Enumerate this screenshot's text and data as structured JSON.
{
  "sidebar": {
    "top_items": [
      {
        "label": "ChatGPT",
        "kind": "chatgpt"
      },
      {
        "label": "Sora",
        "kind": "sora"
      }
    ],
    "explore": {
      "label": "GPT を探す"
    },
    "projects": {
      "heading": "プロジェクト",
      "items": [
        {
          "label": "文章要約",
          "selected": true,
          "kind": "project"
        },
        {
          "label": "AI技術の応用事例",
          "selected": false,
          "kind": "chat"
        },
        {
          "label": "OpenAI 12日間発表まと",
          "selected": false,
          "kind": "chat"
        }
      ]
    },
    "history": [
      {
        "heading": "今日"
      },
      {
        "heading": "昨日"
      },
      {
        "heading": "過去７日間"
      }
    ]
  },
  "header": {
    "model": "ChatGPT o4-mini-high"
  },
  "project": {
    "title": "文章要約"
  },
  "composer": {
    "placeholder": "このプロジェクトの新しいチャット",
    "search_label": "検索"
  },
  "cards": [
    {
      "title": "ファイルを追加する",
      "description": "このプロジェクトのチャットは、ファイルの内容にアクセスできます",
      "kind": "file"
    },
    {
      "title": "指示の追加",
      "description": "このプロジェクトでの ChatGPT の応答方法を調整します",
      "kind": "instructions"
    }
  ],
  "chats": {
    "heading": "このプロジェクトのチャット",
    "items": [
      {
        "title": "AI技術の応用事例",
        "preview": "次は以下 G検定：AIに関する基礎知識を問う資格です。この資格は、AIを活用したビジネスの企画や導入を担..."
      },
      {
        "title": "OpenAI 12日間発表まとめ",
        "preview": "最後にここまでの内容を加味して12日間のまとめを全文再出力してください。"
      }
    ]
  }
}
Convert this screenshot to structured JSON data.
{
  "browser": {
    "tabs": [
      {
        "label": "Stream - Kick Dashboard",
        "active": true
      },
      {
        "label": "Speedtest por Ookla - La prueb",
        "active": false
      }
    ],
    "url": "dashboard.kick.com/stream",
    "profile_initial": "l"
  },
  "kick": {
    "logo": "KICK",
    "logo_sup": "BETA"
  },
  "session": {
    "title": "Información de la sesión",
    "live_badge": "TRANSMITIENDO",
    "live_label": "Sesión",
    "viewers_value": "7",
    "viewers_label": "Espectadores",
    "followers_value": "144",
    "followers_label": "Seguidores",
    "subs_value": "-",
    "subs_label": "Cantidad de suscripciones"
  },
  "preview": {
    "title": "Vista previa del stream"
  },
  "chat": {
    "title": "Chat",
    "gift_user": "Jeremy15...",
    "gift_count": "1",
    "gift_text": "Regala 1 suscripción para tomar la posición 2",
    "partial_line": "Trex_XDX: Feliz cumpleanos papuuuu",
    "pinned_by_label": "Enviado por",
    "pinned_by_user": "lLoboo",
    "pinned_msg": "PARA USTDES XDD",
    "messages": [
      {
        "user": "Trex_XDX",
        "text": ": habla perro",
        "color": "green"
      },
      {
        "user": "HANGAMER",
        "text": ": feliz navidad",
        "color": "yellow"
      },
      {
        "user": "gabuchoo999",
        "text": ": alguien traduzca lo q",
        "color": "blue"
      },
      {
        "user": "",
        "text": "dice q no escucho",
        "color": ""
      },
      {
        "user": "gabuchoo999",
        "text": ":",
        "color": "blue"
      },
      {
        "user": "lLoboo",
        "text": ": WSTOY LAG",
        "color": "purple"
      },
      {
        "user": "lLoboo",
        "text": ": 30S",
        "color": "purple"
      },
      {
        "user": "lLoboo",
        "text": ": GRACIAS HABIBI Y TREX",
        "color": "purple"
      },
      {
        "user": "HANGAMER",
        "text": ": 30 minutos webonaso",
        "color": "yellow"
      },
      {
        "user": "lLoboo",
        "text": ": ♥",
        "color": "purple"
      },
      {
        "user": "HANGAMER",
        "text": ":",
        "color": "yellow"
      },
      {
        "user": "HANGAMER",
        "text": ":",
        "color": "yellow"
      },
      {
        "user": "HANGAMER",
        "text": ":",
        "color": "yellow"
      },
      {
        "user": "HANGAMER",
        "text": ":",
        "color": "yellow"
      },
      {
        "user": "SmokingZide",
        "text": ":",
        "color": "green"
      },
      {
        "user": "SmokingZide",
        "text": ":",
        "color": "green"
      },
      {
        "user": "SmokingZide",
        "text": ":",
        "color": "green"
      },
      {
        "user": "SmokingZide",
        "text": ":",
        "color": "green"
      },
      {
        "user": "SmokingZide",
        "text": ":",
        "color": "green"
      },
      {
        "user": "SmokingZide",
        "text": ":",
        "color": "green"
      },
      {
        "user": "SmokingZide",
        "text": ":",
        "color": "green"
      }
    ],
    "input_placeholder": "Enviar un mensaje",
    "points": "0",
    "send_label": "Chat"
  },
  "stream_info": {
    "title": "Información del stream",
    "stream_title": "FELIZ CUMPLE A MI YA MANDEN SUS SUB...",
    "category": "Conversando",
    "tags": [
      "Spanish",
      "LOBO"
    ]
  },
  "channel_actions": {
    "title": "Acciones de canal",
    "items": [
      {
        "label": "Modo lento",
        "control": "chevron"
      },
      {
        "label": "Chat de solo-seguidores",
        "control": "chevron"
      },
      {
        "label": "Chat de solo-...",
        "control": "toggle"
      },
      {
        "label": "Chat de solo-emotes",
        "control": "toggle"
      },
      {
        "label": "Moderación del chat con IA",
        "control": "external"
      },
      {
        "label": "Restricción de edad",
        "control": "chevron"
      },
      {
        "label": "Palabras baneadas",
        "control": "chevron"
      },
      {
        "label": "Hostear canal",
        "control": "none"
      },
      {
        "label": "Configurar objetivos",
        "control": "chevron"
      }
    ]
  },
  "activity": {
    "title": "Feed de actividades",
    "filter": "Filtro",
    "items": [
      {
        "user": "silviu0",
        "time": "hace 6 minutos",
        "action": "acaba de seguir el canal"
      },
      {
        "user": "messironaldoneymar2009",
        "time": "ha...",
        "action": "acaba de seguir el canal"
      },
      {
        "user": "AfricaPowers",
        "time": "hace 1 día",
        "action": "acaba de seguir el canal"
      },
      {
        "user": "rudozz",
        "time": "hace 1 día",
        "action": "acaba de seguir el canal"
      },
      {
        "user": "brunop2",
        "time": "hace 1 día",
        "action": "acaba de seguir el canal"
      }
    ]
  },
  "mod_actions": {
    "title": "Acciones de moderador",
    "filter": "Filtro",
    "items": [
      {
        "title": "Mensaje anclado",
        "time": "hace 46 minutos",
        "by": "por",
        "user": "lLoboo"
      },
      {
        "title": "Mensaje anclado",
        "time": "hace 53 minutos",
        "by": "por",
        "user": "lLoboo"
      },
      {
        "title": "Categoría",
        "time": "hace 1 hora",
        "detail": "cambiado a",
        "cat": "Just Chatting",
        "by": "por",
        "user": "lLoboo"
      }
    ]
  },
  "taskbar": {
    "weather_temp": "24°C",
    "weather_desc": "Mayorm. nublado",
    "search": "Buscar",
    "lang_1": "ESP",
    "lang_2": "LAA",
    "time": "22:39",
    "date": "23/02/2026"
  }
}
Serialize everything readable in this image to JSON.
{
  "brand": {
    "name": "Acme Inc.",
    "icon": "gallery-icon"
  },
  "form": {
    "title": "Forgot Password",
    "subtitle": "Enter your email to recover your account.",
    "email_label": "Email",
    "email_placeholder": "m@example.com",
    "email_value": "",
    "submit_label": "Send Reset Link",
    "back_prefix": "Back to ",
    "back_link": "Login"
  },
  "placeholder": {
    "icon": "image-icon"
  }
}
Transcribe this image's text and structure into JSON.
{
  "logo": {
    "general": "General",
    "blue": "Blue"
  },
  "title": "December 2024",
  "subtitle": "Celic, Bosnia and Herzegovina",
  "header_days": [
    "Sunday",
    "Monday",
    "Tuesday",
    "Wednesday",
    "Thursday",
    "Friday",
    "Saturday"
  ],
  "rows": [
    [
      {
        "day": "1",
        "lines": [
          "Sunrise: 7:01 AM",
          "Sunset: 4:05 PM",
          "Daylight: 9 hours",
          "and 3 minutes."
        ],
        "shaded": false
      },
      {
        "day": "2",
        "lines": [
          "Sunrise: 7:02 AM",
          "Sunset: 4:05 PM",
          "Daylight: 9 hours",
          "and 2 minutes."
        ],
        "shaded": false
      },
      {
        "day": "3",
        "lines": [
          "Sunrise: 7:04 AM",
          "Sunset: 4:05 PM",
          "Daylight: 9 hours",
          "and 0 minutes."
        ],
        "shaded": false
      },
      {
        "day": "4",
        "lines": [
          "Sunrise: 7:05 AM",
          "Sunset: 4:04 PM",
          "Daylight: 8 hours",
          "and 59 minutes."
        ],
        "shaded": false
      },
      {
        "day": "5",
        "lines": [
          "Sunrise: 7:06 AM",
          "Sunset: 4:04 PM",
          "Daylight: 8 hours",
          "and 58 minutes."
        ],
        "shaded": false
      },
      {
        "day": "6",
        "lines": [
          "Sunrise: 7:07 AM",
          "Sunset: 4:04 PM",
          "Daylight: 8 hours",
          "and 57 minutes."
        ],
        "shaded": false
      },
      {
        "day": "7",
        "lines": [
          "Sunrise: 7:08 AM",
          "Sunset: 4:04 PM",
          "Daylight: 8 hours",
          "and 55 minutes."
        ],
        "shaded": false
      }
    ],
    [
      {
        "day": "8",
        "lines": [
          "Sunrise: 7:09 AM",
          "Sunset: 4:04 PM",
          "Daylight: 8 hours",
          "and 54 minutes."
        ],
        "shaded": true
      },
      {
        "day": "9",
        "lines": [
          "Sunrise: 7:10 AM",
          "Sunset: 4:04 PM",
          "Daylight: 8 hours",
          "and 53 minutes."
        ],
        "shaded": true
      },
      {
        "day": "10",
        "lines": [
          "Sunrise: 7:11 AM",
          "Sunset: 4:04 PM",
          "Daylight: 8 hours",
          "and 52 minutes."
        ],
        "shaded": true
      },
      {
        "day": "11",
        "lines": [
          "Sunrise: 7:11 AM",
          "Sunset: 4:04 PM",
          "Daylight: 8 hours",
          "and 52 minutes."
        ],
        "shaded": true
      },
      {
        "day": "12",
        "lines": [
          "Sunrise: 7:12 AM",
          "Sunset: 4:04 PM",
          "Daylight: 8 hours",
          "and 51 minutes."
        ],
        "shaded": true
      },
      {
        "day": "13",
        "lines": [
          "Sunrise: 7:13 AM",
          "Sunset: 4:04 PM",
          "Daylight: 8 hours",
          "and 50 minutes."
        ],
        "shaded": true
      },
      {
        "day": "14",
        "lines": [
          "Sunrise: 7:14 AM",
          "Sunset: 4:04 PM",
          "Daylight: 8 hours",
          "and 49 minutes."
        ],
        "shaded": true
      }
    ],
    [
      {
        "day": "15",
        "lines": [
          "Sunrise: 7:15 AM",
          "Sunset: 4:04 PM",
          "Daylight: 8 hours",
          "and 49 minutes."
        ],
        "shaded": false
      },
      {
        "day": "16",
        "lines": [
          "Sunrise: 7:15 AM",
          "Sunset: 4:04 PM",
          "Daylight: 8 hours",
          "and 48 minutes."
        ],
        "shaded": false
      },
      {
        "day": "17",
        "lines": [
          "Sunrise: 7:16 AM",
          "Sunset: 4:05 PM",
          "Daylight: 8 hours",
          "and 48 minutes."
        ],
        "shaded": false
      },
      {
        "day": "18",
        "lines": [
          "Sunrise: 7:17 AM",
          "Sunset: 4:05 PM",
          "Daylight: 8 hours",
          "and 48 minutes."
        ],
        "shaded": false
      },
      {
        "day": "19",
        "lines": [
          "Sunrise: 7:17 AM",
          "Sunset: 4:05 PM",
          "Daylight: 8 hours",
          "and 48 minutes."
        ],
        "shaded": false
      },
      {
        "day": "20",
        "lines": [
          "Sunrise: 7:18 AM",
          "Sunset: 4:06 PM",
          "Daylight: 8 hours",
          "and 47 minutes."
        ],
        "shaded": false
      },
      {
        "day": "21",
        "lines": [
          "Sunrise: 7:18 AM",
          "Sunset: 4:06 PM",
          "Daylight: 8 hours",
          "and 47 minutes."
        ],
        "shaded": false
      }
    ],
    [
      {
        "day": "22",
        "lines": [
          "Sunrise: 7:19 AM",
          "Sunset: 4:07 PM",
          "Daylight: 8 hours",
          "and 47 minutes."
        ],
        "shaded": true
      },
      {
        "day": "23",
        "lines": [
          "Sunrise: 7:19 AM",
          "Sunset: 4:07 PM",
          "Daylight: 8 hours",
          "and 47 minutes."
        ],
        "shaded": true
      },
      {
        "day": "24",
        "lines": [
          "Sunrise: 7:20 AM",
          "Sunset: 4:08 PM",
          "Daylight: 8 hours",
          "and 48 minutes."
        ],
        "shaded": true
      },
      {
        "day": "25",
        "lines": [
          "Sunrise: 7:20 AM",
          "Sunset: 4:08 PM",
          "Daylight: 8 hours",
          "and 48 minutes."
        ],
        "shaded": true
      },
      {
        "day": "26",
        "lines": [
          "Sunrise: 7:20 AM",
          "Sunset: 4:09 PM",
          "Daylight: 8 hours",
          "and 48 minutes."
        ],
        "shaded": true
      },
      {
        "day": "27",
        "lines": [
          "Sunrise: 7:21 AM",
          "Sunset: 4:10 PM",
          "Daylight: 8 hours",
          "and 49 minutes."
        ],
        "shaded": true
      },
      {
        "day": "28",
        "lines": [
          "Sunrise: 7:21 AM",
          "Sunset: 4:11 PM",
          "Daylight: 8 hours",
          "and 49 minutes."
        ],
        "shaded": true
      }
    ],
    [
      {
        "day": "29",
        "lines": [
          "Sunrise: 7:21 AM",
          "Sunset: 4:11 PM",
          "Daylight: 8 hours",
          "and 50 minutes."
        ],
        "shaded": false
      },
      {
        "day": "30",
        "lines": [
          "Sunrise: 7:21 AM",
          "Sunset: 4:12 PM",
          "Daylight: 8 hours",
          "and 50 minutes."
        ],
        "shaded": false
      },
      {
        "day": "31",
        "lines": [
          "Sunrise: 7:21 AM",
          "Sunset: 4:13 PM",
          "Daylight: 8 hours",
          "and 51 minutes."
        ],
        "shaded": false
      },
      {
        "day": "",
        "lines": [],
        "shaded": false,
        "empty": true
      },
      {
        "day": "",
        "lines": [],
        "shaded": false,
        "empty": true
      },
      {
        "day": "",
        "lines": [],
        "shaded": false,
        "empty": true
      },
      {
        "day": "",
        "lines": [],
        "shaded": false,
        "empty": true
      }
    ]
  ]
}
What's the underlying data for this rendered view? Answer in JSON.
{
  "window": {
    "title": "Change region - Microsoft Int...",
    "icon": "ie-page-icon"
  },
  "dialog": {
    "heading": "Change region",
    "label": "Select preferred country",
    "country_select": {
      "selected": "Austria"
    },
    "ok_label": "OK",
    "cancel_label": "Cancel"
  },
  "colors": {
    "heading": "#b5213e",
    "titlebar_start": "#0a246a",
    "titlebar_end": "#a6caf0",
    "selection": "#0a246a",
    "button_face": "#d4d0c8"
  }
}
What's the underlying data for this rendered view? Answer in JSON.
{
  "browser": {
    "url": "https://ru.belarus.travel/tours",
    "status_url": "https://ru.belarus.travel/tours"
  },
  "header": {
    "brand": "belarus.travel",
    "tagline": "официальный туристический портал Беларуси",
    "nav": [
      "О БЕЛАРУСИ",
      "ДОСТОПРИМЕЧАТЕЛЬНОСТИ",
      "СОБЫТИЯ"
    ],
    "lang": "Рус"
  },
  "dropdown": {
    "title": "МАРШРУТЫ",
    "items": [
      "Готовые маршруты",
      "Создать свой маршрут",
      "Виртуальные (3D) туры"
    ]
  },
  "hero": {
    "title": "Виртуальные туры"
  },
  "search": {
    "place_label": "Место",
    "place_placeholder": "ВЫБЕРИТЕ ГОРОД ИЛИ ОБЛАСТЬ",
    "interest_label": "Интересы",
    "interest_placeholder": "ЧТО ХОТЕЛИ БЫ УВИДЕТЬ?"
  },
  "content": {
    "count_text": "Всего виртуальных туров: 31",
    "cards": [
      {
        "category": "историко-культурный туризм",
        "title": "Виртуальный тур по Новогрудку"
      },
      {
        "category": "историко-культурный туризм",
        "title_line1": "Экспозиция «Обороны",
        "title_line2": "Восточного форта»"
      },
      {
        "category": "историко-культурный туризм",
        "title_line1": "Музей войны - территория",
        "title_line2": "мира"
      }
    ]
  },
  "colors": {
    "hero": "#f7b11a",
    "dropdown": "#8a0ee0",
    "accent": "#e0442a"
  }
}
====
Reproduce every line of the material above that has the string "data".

> **PROBLEM SOLUTION**
Enumerate this screenshot's text and data as structured JSON.
Convert this screenshot to structured JSON data.
What's the underlying data for this rendered view? Answer in JSON.
What's the underlying data for this rendered view? Answer in JSON.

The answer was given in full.